Some participants at the film Festival, that included training workshops on documentary film making, spoke to AfricaNews about the event that brought resource persons from across the world of film and practising and aspiring film makers together
Kunle Afolayan, award winning Nigerian film maker: There are organizations that gives grant and documentary film making is always from the real point of view…there is a market for it and there is always a way of sourcing for funding for it… there are TV stations all over the world that want to document things that are happening all around the world from different point of view. So, if you have a good documentary, you can enter it into festivals…you can get buyers for these films.”
Obinna , video editor and young film maker: Its very educative especially for a young person like me who just passed through a four month course,… with events like this we will see it [documentary film making] from different angles, especially with someone like Professor Mathia who just gave me his contact, its now easier for me to seek for advise on things they have done before now and then try to shape the way I think and the way I am going to present African stories this time around.
Steve Ogundele, theatre arts practitioner: You can’t over emphasize the fact that the stories written by us, produced by us, re-enacted by us would probably tell our story better, and so that says that you cannot rule out the importance f such a medium [film documentary].
Documentary as vehicle for positive change
The executive director of iREP, Femi Odugbemi said iREP would continue to create awareness of the power of documentary as an intervention force.
“If the young people of our country intend to contribute to development, to create the kind of country that they wish to live, then they have to become engaged, and one of the ways they can be engaged is to utilize the bully pulpit the documentaries provide.
“Documentaries provide a way for us to make our leaders accountable in government.
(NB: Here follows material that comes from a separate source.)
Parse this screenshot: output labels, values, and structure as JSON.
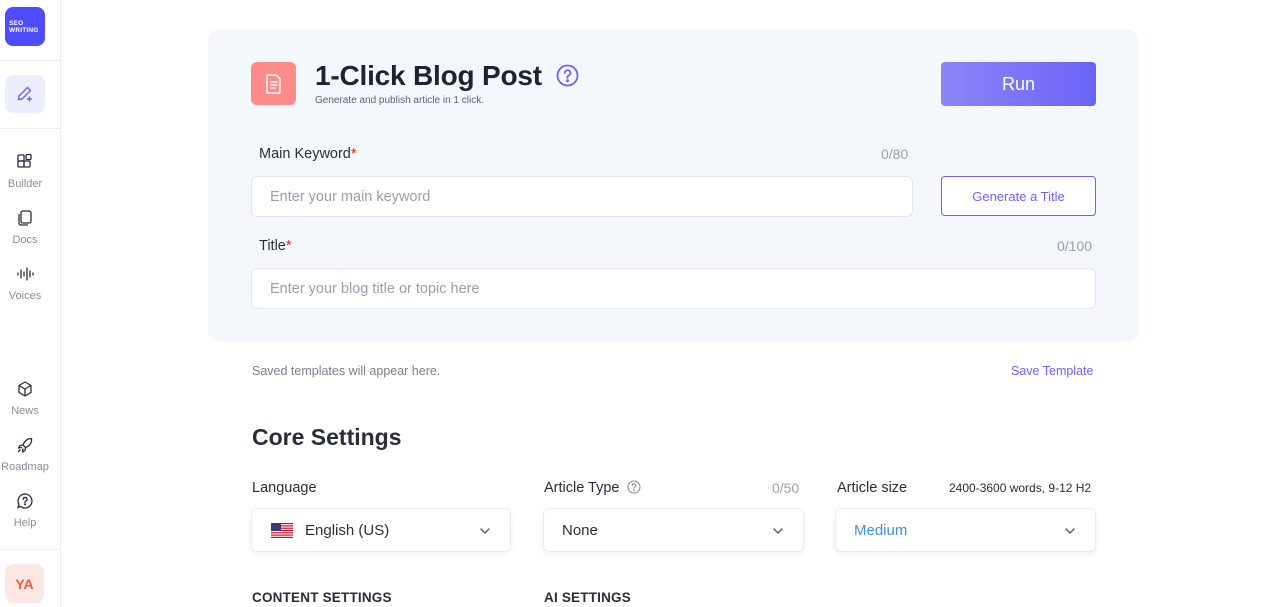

Documentaries provide a way for us to reflect to our leadership, the level of development as it is, and where we will like it to go.’’